2019 NBA All-Star Game live stream: Watch Team LeBron vs. Team Giannis online

The world's best basketball players have come to Charlotte for Sunday night's 2019 NBA All-Star Game at the Spectrum Center.

Team LeBron, led by Los Angeles Lakers forward LeBron James, will take on Team Giannis, captained by Milwaukee Bucks forward Giannis Antetokounmpo. These All-Star rosters were made fantasy draft style for the second consecutive year and should make for an exciting, competitive matchup.

Kyrie Irving is the lone Boston Celtics player on the All-Star squads. He was drafted by his former teammate, James, for the second year in a row. Irving scored 13 points with nine assists and seven rebounds in last year's game as Team LeBron defeated Team Giannis 148-145 in Los Angeles.

Sunday's contest will mark the sixth career All-Star appearance for the Celtics point guard. Irving won the game's MVP award in 2014 as a member of the Cleveland Cavaliers.

Here's how to watch the 2019 NBA All-Star Game online.

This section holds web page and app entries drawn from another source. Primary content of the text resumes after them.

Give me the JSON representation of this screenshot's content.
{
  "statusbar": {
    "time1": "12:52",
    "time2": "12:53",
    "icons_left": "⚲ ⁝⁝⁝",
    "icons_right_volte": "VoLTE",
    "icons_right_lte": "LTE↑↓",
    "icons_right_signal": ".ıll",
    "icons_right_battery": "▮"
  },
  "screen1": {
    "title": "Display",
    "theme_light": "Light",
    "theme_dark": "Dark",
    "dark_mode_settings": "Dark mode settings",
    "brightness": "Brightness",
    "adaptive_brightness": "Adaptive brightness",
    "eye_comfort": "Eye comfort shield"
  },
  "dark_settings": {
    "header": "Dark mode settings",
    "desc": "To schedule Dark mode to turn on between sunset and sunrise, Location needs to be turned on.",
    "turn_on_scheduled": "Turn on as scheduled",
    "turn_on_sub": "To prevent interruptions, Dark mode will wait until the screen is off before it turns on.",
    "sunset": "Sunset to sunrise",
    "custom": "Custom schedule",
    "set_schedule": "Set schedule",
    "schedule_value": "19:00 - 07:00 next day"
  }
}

When: Sunday, Feb. 17 at 8 p.m. ET
TV Channel: TNT
Live Stream: NBA on TNT

Click to view best All-Star performances in Celtics history

Click here to download the new MyTeams App by NBC Sports! Receive comprehensive coverage of your teams and stream the Celtics easily on your device.